Consistency between the seller and buyer in their reporting of the allocation is important. Work with professionals (licensed and/or accredited Florida Business Brokers, CPA's, attorneys) in these transactions to save you time and money down the line. Tax laws change frequently, so treat this article as a guideline subject to change by the IRS, and subject to interpretation by the appropriate professionals/advisors.
The larger the transaction the more likely there will have to be a formal valuation some, or many of the various asset values may be indicated.
About the Author
Jim Pease, CPA, is a licensed CPA in the state of California, and is a principal at W. H. Mayer Accountancy Corporation in Pleasanton, CA. He specializes in taxes, business accounting, business valuation and business acquisitions/sales.
Ron Johnson, CBI, MM&AI, Fellow of the IBBA, is president of Allen Business Investments and principal of Onyx Associates, both in San Ramon, CA. Allen Business Investments specializes in the sales of Main Street businesses, in the sales of non-public firms with revenues less than $10 million. Onyx Associates is a mergers and acquisitions firm specializing in privately-held companies with revenues up to $50 million. Ron is a past president of the California Association of Business Brokers (CABB), and an active member of the International Business Brokers Association (IBBA). You can email Ron at firstname.lastname@example.org.Section 1: Allocation of Purchase Price
Section 2: Stock Sale - Allocation of Purchase Price

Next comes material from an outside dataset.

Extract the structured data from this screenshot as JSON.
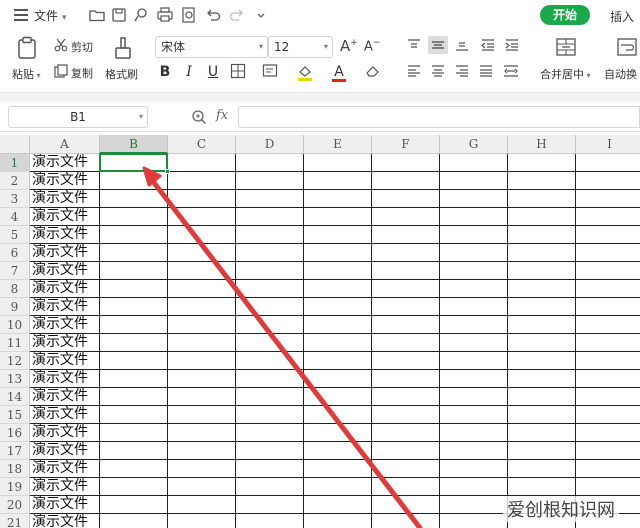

Section 3: Non-Stock Sale - Allocation of Purchase Price
Section 4: Tax Implications - General Guidelines
Section 5: Key Points - Allocation of Purchase Price